But six hours of talks with Assad bore no fruit, and ties between Ankara and Damascus took a nosedive after that failure. Davutoglu had simply overestimated his capacity to convince Assad. But Davutoglu’s misjudgments of Syria didn’t end there. He also failed to consider Syria’s complicated demographic makeup with its ethnic, sectarian and regional fault lines, and he overlooked the bad blood that went back to the Hama massacres of 1982.
Erdogan and Davutoglu preferred to see the situation in Syria simplistically, as a case of a brutal dictator attacking and killing his own people. Ankara failed to consider the fact that Assad still retained support from minority Alawites and from Christians who feared Sunnis were out to avenge the past.
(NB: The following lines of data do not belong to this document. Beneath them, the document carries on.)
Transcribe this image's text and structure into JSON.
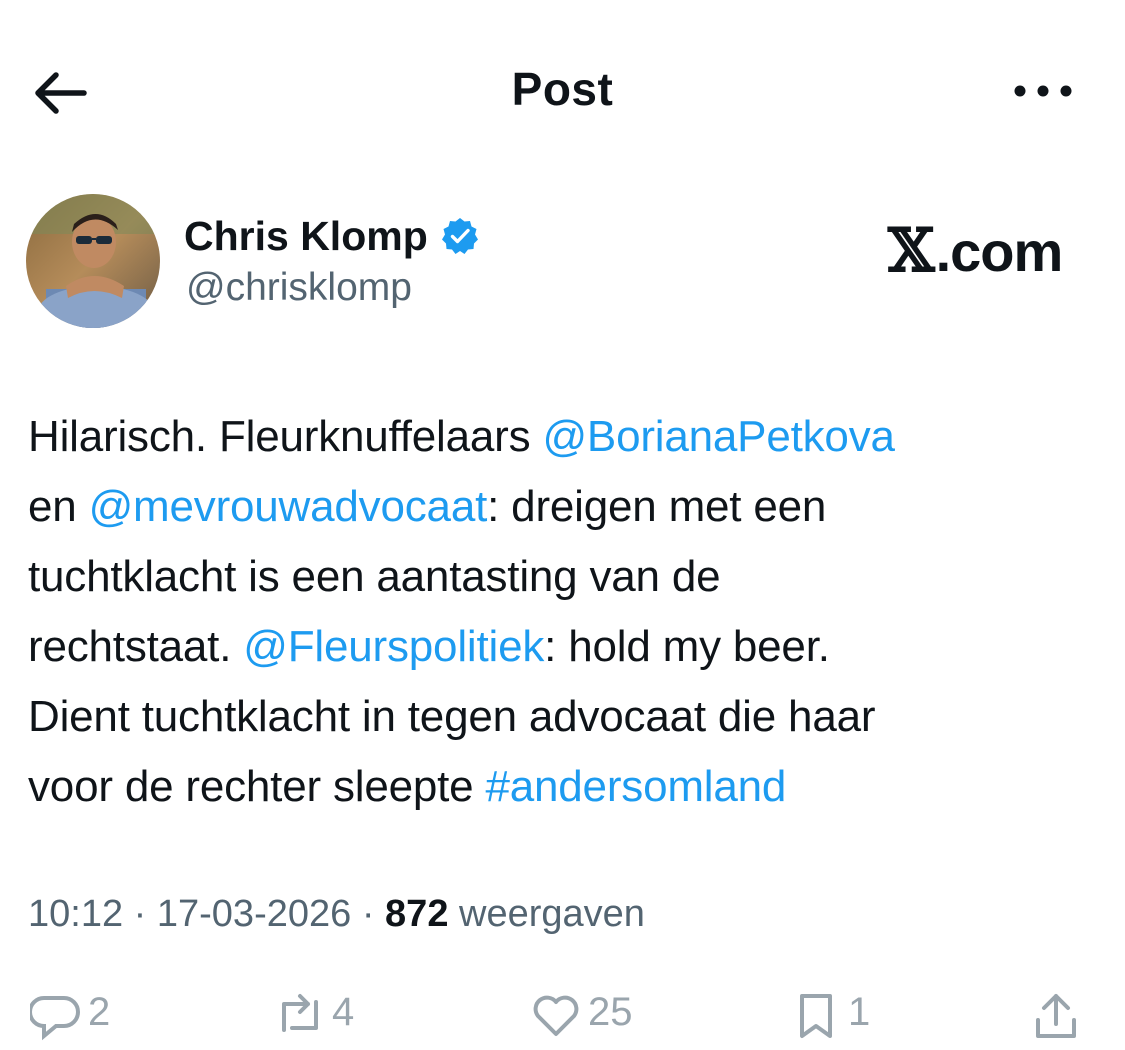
{
  "header": {
    "title": "Post",
    "back_icon": "arrow-left-icon",
    "more_icon": "more-horizontal-icon"
  },
  "author": {
    "name": "Chris Klomp",
    "handle": "@chrisklomp",
    "verified_icon": "verified-badge-icon",
    "verified_color": "#1d9bf0"
  },
  "watermark": {
    "text": ".com",
    "logo": "𝕏"
  },
  "tweet": {
    "lines": [
      [
        {
          "t": "Hilarisch. Fleurknuffelaars ",
          "link": false
        },
        {
          "t": "@BorianaPetkova",
          "link": true
        }
      ],
      [
        {
          "t": "en ",
          "link": false
        },
        {
          "t": "@mevrouwadvocaat",
          "link": true
        },
        {
          "t": ": dreigen met een",
          "link": false
        }
      ],
      [
        {
          "t": "tuchtklacht is een aantasting van de",
          "link": false
        }
      ],
      [
        {
          "t": "rechtstaat. ",
          "link": false
        },
        {
          "t": "@Fleurspolitiek",
          "link": true
        },
        {
          "t": ": hold my beer.",
          "link": false
        }
      ],
      [
        {
          "t": "Dient tuchtklacht in tegen advocaat die haar",
          "link": false
        }
      ],
      [
        {
          "t": "voor de rechter sleepte ",
          "link": false
        },
        {
          "t": "#andersomland",
          "link": true
        }
      ]
    ]
  },
  "meta": {
    "time": "10:12",
    "date": "17-03-2026",
    "separator": " · ",
    "views_count": "872",
    "views_label": "weergaven"
  },
  "actions": {
    "replies": "2",
    "reposts": "4",
    "likes": "25",
    "bookmarks": "1"
  },
  "colors": {
    "text": "#0f1419",
    "secondary": "#536471",
    "link": "#1d9bf0",
    "icon_muted": "#9aa5ad"
  }
}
In the end, Turkey’s support for the “oppressed Syrian people” came to be seen by Syria’s Alawites and Christians as support for the Syria’s Sunni majority. As a result, many in the region now think Ankara is pursuing a divisive policy in Syria based on its own sectarian preferences. Another major misjudgment by Ankara concerned Syria’s historic links with Russia, a permanent member of the Security Council, and Iran, as well as radical groups like the Lebanese Hezbollah, for whom Assad’s survival is vitally important. Turkey has had no success in diplomatic efforts aimed at convincing Moscow and Tehran to desert Assad for the opposition — a clear indication that Davutoglu didn’t understand the nature of the strategic relationship these countries seek to protect with Syria.
The irony is that Volkan Bozkir, a deputy from Erdogan’s own party who is a former senior diplomat, and currently heads the Foreign Relations Committee in the Turkish parliament, has said on numerous occasions that there can be no settlement to the Syrian crisis which does not factor in Russian interests. One could add Iran’s interests to this equation. This realistic piece of advice from a seasoned diplomat was not taken seriously by Erdogan or Davutoglu, who instead put all of Turkey’s eggs into single basket and developed a one-dimensional policy of dispatching Assad by any means possible. Turkey today continues to bet on a military victory by the opposition, even as that seems increasingly impossible.
Ankara also underestimated the “Kurdish dimension” of the Syrian uprising, and Turkey was caught unexpectedly when Syrian Kurds started gaining ground along the border with Turkey. Kurdish reports claim that Ankara went on to pursue a proxy war by supporting jihadist elements such as Jabhat al-Nusra fighting the Syrian Kurds. As a result of these miscalculations, Ankara today faces a multidimensional crisis in Syria, with refugees continuing to stream into Turkish territory and new threats posed to Turkey’s security. Ankara is no longer a key player, let alone a “game setter,” in the search for a resolution to the crisis, having lost its impartiality in regional disputes.
No mater what policy it pursued, the Erdogan government would have been faced with a serious crisis on its borders as a result of the uprising in Syria. But had it positioned itself better with a deeper understanding of the region, instead of operating on the basis of subjective assumptions, it could have left some useful channels of communication open with the Assad regime.
Instead, it preferred to burn bridges instead and turn Assad — who was no less of a brutal dictator when Ankara enjoyed good ties with him — into an arch-enemy. It chose to pursue policies that have left Turkey facing Shiite and Alawite accusations of destabilizing the region with sectarian policies, which in turn have deepened the divisions in Syria. Semih İdiz is a contributing writer for Al-Monitor’s Turkey Pulse. A journalist who has been covering diplomacy and foreign-policy issues for major Turkish newspapers for 30 years, his opinion pieces can be followed in the English language Hurriyet Daily News.